Judie Christensen ’69 grew up close to Wheaton, Ill., and hadn’t traveled west of the Mississippi River when she transferred to Westmont as a junior. She made the journey because she could major in both Christian education and business, finish in two years and prepare for a career in Christian camping.
The first person in her family to attend college, she put herself through. But her mother became terminally ill, so she returned home after graduating to care for her. Setting her plans aside,
she worked full time as an office manager while earning a master’s degree in business communications at Northern Illinois University. She taught at two community
colleges and at NIU while earning a doctorate in business education. Arizona State University recruited her to teach business communications, which she did until her department closed. She then spent 20 years at the University of Phoenix teaching business communications and business research. She finished her teaching career at Grand Canyon University, where she taught marketing.
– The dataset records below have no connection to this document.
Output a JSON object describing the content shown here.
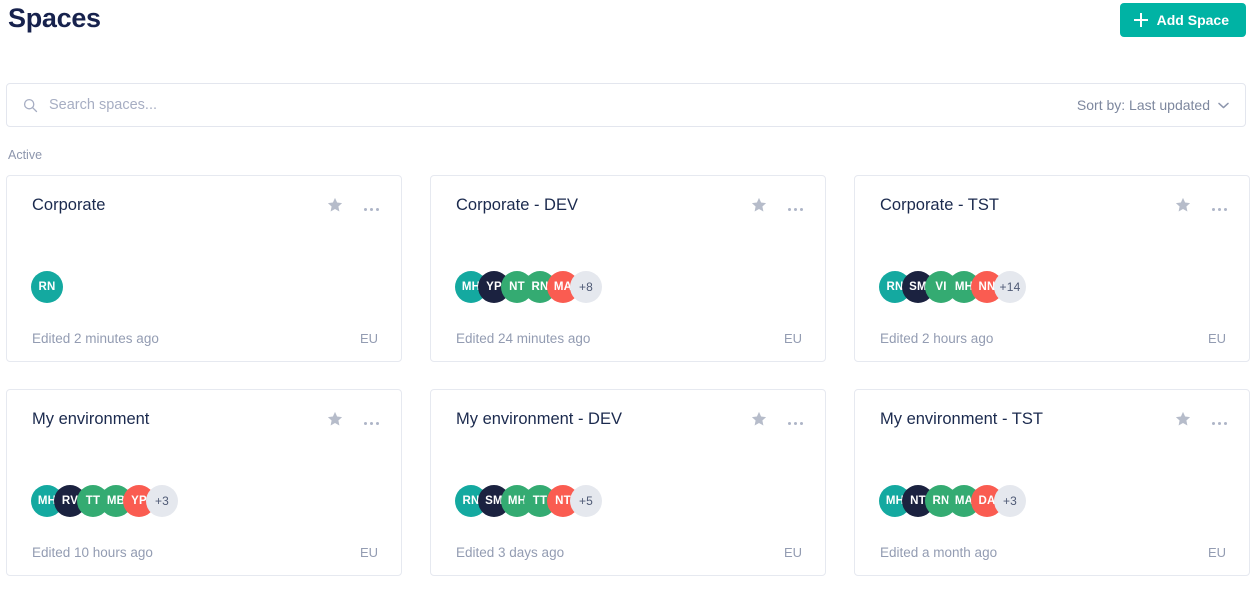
{
  "header": {
    "title": "Spaces",
    "add_space_label": "Add Space",
    "add_space_icon": "plus-icon",
    "accent_color": "#00b3a4"
  },
  "search": {
    "placeholder": "Search spaces...",
    "value": "",
    "icon": "search-icon",
    "sort_label": "Sort by: Last updated",
    "sort_icon": "chevron-down-icon"
  },
  "section": {
    "label": "Active"
  },
  "avatar_colors": {
    "teal": "#14a9a0",
    "navy": "#1b2240",
    "green": "#34ab72",
    "red": "#fa5c51",
    "more": "#e5e8ee"
  },
  "cards": [
    {
      "title": "Corporate",
      "edited": "Edited 2 minutes ago",
      "region": "EU",
      "star_icon": "star-icon",
      "menu_icon": "more-options-icon",
      "avatars": [
        {
          "initials": "RN",
          "color": "#14a9a0"
        }
      ],
      "overflow": ""
    },
    {
      "title": "Corporate - DEV",
      "edited": "Edited 24 minutes ago",
      "region": "EU",
      "star_icon": "star-icon",
      "menu_icon": "more-options-icon",
      "avatars": [
        {
          "initials": "MH",
          "color": "#14a9a0"
        },
        {
          "initials": "YP",
          "color": "#1b2240"
        },
        {
          "initials": "NT",
          "color": "#34ab72"
        },
        {
          "initials": "RN",
          "color": "#34ab72"
        },
        {
          "initials": "MA",
          "color": "#fa5c51"
        }
      ],
      "overflow": "+8"
    },
    {
      "title": "Corporate - TST",
      "edited": "Edited 2 hours ago",
      "region": "EU",
      "star_icon": "star-icon",
      "menu_icon": "more-options-icon",
      "avatars": [
        {
          "initials": "RN",
          "color": "#14a9a0"
        },
        {
          "initials": "SM",
          "color": "#1b2240"
        },
        {
          "initials": "VI",
          "color": "#34ab72"
        },
        {
          "initials": "MH",
          "color": "#34ab72"
        },
        {
          "initials": "NN",
          "color": "#fa5c51"
        }
      ],
      "overflow": "+14"
    },
    {
      "title": "My environment",
      "edited": "Edited 10 hours ago",
      "region": "EU",
      "star_icon": "star-icon",
      "menu_icon": "more-options-icon",
      "avatars": [
        {
          "initials": "MH",
          "color": "#14a9a0"
        },
        {
          "initials": "RV",
          "color": "#1b2240"
        },
        {
          "initials": "TT",
          "color": "#34ab72"
        },
        {
          "initials": "MB",
          "color": "#34ab72"
        },
        {
          "initials": "YP",
          "color": "#fa5c51"
        }
      ],
      "overflow": "+3"
    },
    {
      "title": "My environment - DEV",
      "edited": "Edited 3 days ago",
      "region": "EU",
      "star_icon": "star-icon",
      "menu_icon": "more-options-icon",
      "avatars": [
        {
          "initials": "RN",
          "color": "#14a9a0"
        },
        {
          "initials": "SM",
          "color": "#1b2240"
        },
        {
          "initials": "MH",
          "color": "#34ab72"
        },
        {
          "initials": "TT",
          "color": "#34ab72"
        },
        {
          "initials": "NT",
          "color": "#fa5c51"
        }
      ],
      "overflow": "+5"
    },
    {
      "title": "My environment - TST",
      "edited": "Edited a month ago",
      "region": "EU",
      "star_icon": "star-icon",
      "menu_icon": "more-options-icon",
      "avatars": [
        {
          "initials": "MH",
          "color": "#14a9a0"
        },
        {
          "initials": "NT",
          "color": "#1b2240"
        },
        {
          "initials": "RN",
          "color": "#34ab72"
        },
        {
          "initials": "MA",
          "color": "#34ab72"
        },
        {
          "initials": "DA",
          "color": "#fa5c51"
        }
      ],
      "overflow": "+3"
    }
  ]
}
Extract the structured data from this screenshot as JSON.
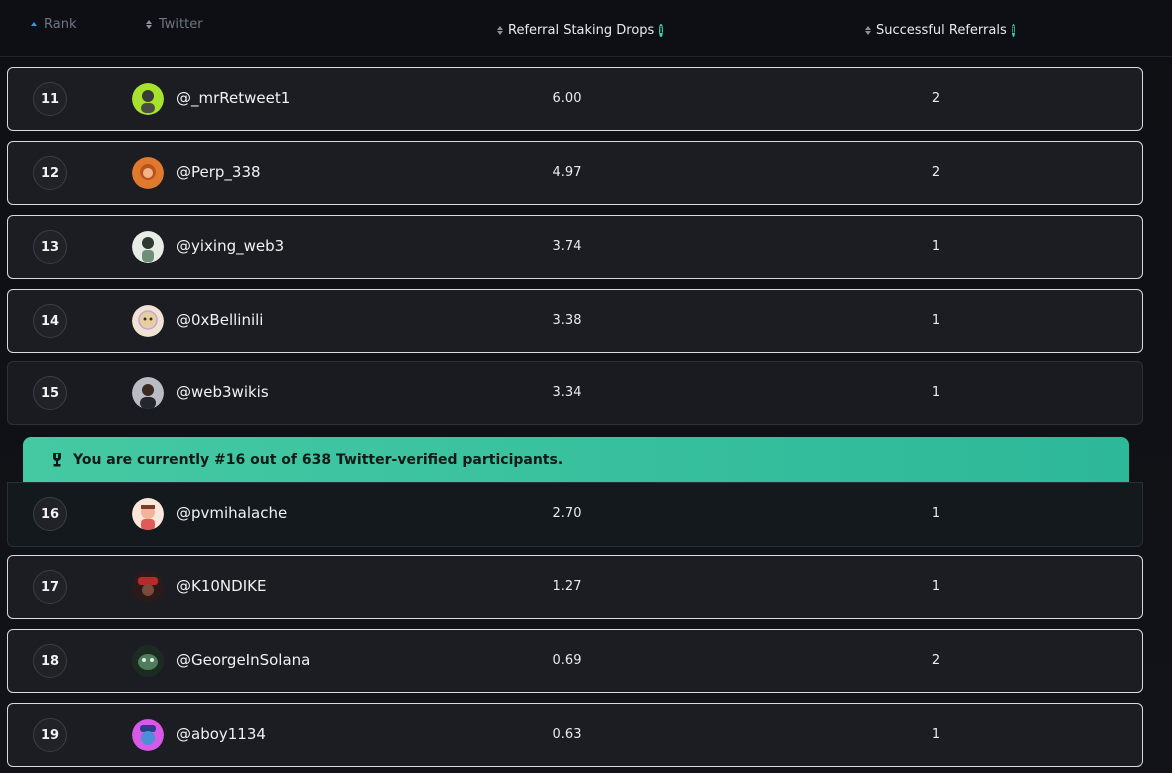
{
  "columns": {
    "rank": "Rank",
    "twitter": "Twitter",
    "drops": "Referral Staking Drops",
    "referrals": "Successful Referrals",
    "info_glyph": "i"
  },
  "banner": {
    "text": "You are currently #16 out of 638 Twitter-verified participants.",
    "icon": "trophy-icon"
  },
  "rows": [
    {
      "rank": "11",
      "handle": "@_mrRetweet1",
      "drops": "6.00",
      "referrals": "2",
      "avatar_color": "#a6e22e"
    },
    {
      "rank": "12",
      "handle": "@Perp_338",
      "drops": "4.97",
      "referrals": "2",
      "avatar_color": "#e0782e"
    },
    {
      "rank": "13",
      "handle": "@yixing_web3",
      "drops": "3.74",
      "referrals": "1",
      "avatar_color": "#cfd6cf"
    },
    {
      "rank": "14",
      "handle": "@0xBellinili",
      "drops": "3.38",
      "referrals": "1",
      "avatar_color": "#e9d7c3"
    },
    {
      "rank": "15",
      "handle": "@web3wikis",
      "drops": "3.34",
      "referrals": "1",
      "avatar_color": "#8f8f95"
    },
    {
      "rank": "16",
      "handle": "@pvmihalache",
      "drops": "2.70",
      "referrals": "1",
      "avatar_color": "#f2c0a8"
    },
    {
      "rank": "17",
      "handle": "@K10NDIKE",
      "drops": "1.27",
      "referrals": "1",
      "avatar_color": "#7a1f1f"
    },
    {
      "rank": "18",
      "handle": "@GeorgeInSolana",
      "drops": "0.69",
      "referrals": "2",
      "avatar_color": "#2f5a3e"
    },
    {
      "rank": "19",
      "handle": "@aboy1134",
      "drops": "0.63",
      "referrals": "1",
      "avatar_color": "#b247e8"
    }
  ]
}
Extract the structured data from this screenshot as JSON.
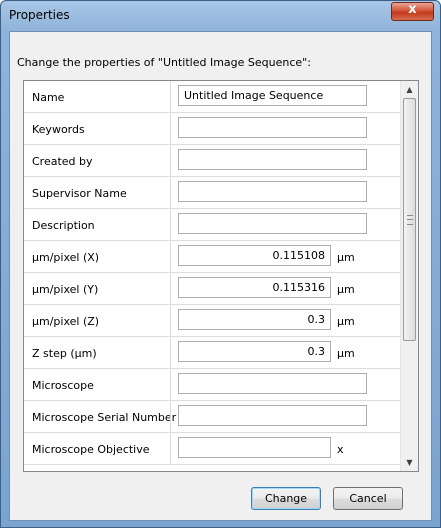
{
  "window": {
    "title": "Properties",
    "close_glyph": "x"
  },
  "prompt": "Change the properties of \"Untitled Image Sequence\":",
  "rows": [
    {
      "label": "Name",
      "value": "Untitled Image Sequence",
      "unit": ""
    },
    {
      "label": "Keywords",
      "value": "",
      "unit": ""
    },
    {
      "label": "Created by",
      "value": "",
      "unit": ""
    },
    {
      "label": "Supervisor Name",
      "value": "",
      "unit": ""
    },
    {
      "label": "Description",
      "value": "",
      "unit": ""
    },
    {
      "label": "µm/pixel (X)",
      "value": "0.115108",
      "unit": "µm"
    },
    {
      "label": "µm/pixel (Y)",
      "value": "0.115316",
      "unit": "µm"
    },
    {
      "label": "µm/pixel (Z)",
      "value": "0.3",
      "unit": "µm"
    },
    {
      "label": "Z step (µm)",
      "value": "0.3",
      "unit": "µm"
    },
    {
      "label": "Microscope",
      "value": "",
      "unit": ""
    },
    {
      "label": "Microscope Serial Number",
      "value": "",
      "unit": ""
    },
    {
      "label": "Microscope Objective",
      "value": "",
      "unit": "x"
    }
  ],
  "buttons": {
    "change": "Change",
    "cancel": "Cancel"
  },
  "icons": {
    "scroll_up": "scroll-up-arrow-icon",
    "scroll_down": "scroll-down-arrow-icon",
    "close": "close-icon"
  }
}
Judie also worked as a real estate broker for 32 years. Now retired, she is a lifelong learner. She owns an urban farm and belongs to Urban Farm University, which promotes sustainability of
today’s depleted food supply. She is active in her church with various mission projects, and she is a stained-glass artisan. She has served as a church organist and pianist most of her life and volunteers as a pianist twice a week at the Mayo Clinic in Scottsdale.
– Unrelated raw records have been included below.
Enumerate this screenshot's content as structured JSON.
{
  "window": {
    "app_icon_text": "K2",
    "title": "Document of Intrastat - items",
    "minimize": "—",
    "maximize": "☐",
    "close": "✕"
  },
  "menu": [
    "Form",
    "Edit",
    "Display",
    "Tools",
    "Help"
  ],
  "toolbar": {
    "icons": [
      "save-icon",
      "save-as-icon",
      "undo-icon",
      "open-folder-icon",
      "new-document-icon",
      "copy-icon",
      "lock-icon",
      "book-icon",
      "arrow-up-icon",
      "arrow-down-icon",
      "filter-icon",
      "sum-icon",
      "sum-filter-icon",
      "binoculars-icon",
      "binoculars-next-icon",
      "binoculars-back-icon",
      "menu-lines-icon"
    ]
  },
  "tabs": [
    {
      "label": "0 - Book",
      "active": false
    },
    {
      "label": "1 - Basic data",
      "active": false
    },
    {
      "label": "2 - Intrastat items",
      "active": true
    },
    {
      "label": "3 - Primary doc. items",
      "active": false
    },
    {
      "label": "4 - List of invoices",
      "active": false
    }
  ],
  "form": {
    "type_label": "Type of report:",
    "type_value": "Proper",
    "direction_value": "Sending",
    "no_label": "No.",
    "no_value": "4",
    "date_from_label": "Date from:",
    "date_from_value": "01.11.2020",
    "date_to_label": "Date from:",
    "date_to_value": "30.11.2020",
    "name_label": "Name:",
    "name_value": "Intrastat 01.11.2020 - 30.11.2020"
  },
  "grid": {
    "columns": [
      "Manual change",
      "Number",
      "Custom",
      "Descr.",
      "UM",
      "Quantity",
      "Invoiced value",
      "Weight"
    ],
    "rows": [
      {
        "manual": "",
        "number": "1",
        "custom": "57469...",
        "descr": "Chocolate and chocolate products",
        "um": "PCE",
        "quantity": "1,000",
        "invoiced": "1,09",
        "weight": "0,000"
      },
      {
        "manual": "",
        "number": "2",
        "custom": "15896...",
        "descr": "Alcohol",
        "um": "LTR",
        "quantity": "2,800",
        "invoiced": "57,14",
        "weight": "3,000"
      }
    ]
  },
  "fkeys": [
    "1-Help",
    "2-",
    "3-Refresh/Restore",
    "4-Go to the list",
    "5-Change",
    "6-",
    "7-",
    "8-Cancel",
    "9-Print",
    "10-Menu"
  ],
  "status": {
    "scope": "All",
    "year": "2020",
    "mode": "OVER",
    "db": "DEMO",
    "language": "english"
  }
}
Grateful for two happy years at Westmont, Judie looked for a way to give back. A member of the Wallace Emerson Society, she has made a provision for Westmont in her estate. But she also wanted to do something now, so she has funded a paid intern in the Gift Planning Office. “I help students develop some skills and insights into philanthropy, and I also provide tangible
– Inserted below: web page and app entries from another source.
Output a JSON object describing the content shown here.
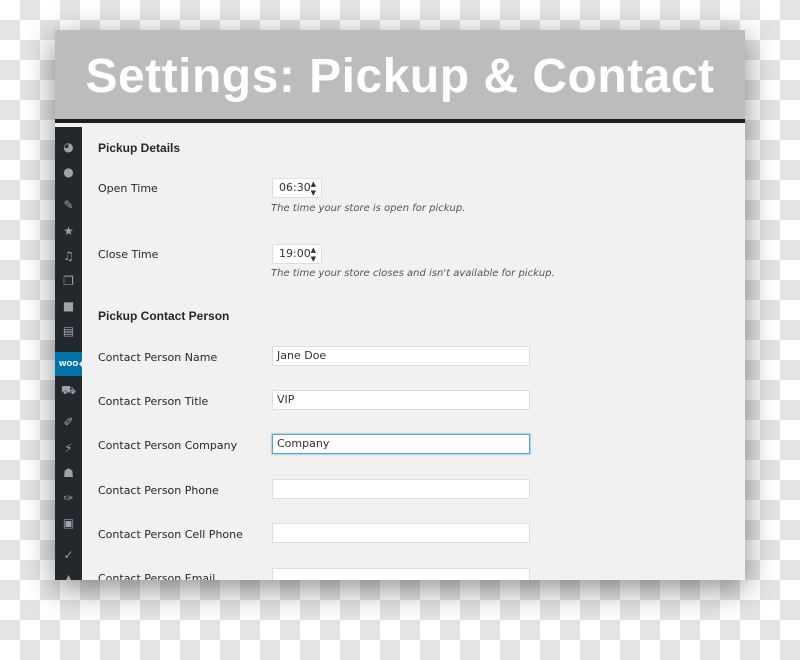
{
  "title": "Settings: Pickup & Contact",
  "sidebar": {
    "icons": [
      "dashboard-icon",
      "jetpack-icon",
      "pin-icon",
      "star-icon",
      "media-icon",
      "pages-icon",
      "comments-icon",
      "forms-icon",
      "woocommerce-icon",
      "cart-icon",
      "appearance-icon",
      "plugins-icon",
      "users-icon",
      "tools-icon",
      "settings-icon",
      "yoast-icon",
      "more-icon"
    ],
    "active": "woocommerce-icon",
    "active_label": "WOO"
  },
  "pickup_details": {
    "heading": "Pickup Details",
    "open_time": {
      "label": "Open Time",
      "value": "06:30",
      "description": "The time your store is open for pickup."
    },
    "close_time": {
      "label": "Close Time",
      "value": "19:00",
      "description": "The time your store closes and isn't available for pickup."
    }
  },
  "contact": {
    "heading": "Pickup Contact Person",
    "fields": [
      {
        "label": "Contact Person Name",
        "value": "Jane Doe"
      },
      {
        "label": "Contact Person Title",
        "value": "VIP"
      },
      {
        "label": "Contact Person Company",
        "value": "Company"
      },
      {
        "label": "Contact Person Phone",
        "value": ""
      },
      {
        "label": "Contact Person Cell Phone",
        "value": ""
      },
      {
        "label": "Contact Person Email",
        "value": ""
      }
    ]
  },
  "colors": {
    "accent": "#0073aa",
    "sidebar": "#23282d",
    "header": "#bcbcbc"
  }
}
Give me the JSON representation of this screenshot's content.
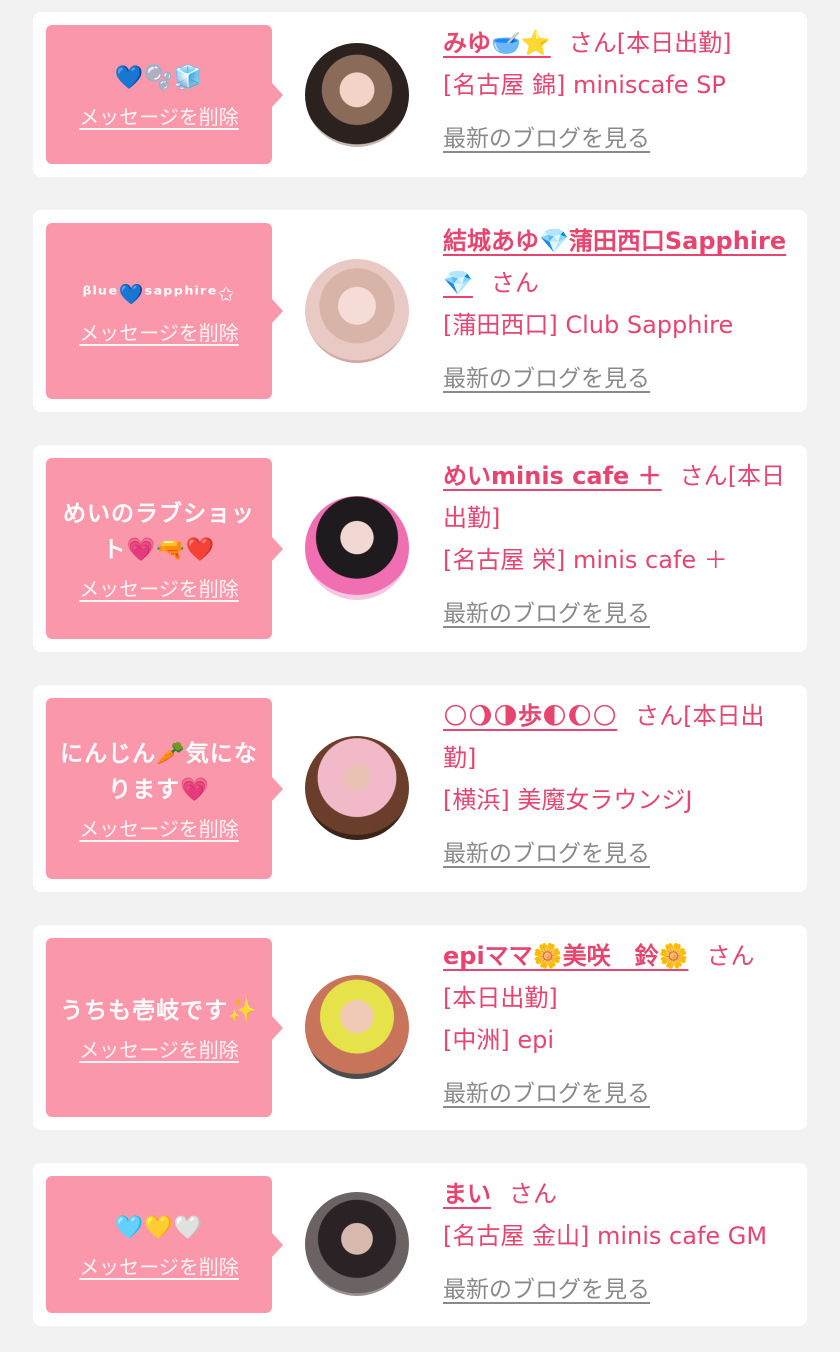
{
  "messages": [
    {
      "message": "💙🫧🧊",
      "delete_label": "メッセージを削除",
      "name": "みゆ🥣⭐️",
      "honorific": "さん",
      "status": "[本日出勤]",
      "shop": "[名古屋 錦] miniscafe SP",
      "blog_label": "最新のブログを見る"
    },
    {
      "message": "ᵝˡᵘᵉ💙ˢᵃᵖᵖʰⁱʳᵉ✩",
      "delete_label": "メッセージを削除",
      "name": "結城あゆ💎蒲田西口Sapphire💎",
      "honorific": "さん",
      "status": "",
      "shop": "[蒲田西口] Club Sapphire",
      "blog_label": "最新のブログを見る"
    },
    {
      "message": "めいのラブショット💗🔫❤️",
      "delete_label": "メッセージを削除",
      "name": "めいminis cafe ＋",
      "honorific": "さん",
      "status": "[本日出勤]",
      "shop": "[名古屋 栄] minis cafe ＋",
      "blog_label": "最新のブログを見る"
    },
    {
      "message": "にんじん🥕気になります💗",
      "delete_label": "メッセージを削除",
      "name": "🌕🌖🌗歩🌓🌔🌕",
      "honorific": "さん",
      "status": "[本日出勤]",
      "shop": "[横浜] 美魔女ラウンジJ",
      "blog_label": "最新のブログを見る"
    },
    {
      "message": "うちも壱岐です✨",
      "delete_label": "メッセージを削除",
      "name": "epiママ🌼美咲　鈴🌼",
      "honorific": "さん",
      "status": "[本日出勤]",
      "shop": "[中洲] epi",
      "blog_label": "最新のブログを見る"
    },
    {
      "message": "🩵💛🤍",
      "delete_label": "メッセージを削除",
      "name": "まい",
      "honorific": "さん",
      "status": "",
      "shop": "[名古屋 金山] minis cafe GM",
      "blog_label": "最新のブログを見る"
    }
  ],
  "colors": {
    "accent_pink": "#fb97ab",
    "name_pink": "#e6456f",
    "link_gray": "#8a8a8a",
    "page_bg": "#f2f2f2",
    "card_bg": "#ffffff"
  }
}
assistance to the staff,” she says. “I want to correct misperceptions about the Wallace Emerson Society: you don’t have to be wealthy to leave a bequest. Every gift matters.”